The biggest problem with The Eye of the Storm is how Schepisi presents this life changing meteorological disturbance that Elizabeth keeps returning to in her mind. Besides destroying her home, this continually referenced and foreboding event is finally unleashed on us to no great effect at all. Indeed, it is Elizabeth Hunter that is the eye of the storm in her own daily life, but we fail to glean any meaningful significance from what happened in one particular moment. As good as Rampling is as a bitchy old crone, it’s Judy Davis that steals the show as her bitter, acidic daughter. If one could point to any moments in the film that make this narrative noteworthy, it’s their screen time together. The always enjoyable Rush, on the other hand, feels like he’s been given short shrift here, fluctuating beyond being a pompous ass and chasing skirt, including one of his mother’s nurses (played by Schepisi’s daughter, Alexandra). But even in old lady makeup, Rampling can’t be made to look old enough to be mother to either, only five years Rush’s senior, and nine to Davis.
Schepisi has littered his film with the notion of decay and decomposition. While Elizabeth is our foremost example of this, there are shots of worms in the soil of the rose bushes, worms in the decadent fruit of a fancy party, and flies struggling inside a jar of preserves. Additionally, much note is made of fur, like the throw on a bed made of platypus, or the kangaroo jacket worn by Flora the nurse.

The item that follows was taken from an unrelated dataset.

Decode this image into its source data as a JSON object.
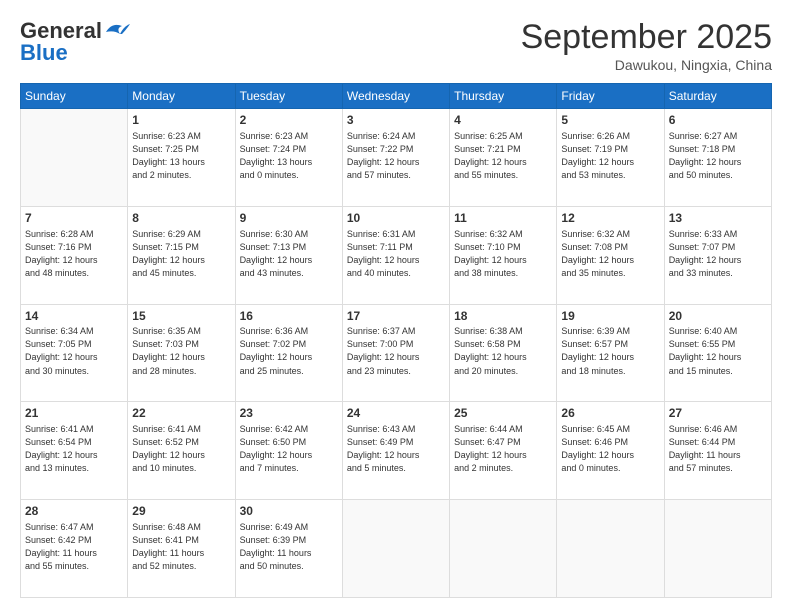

Elizabeth describes the lawyer of her estate, once her lover, to his wife as charmingly “hairless,” and she’s not talking about his head. Each of these instances is an example of the decadence used to cover naked, human flesh, all ripped away by angry nature during one defining moment for Elizabeth. Sumptuously photographed, and darkly comic, The Eye of the Storm is definitely a title worth seeking out, though all of its grand parts don’t work together to blow us over.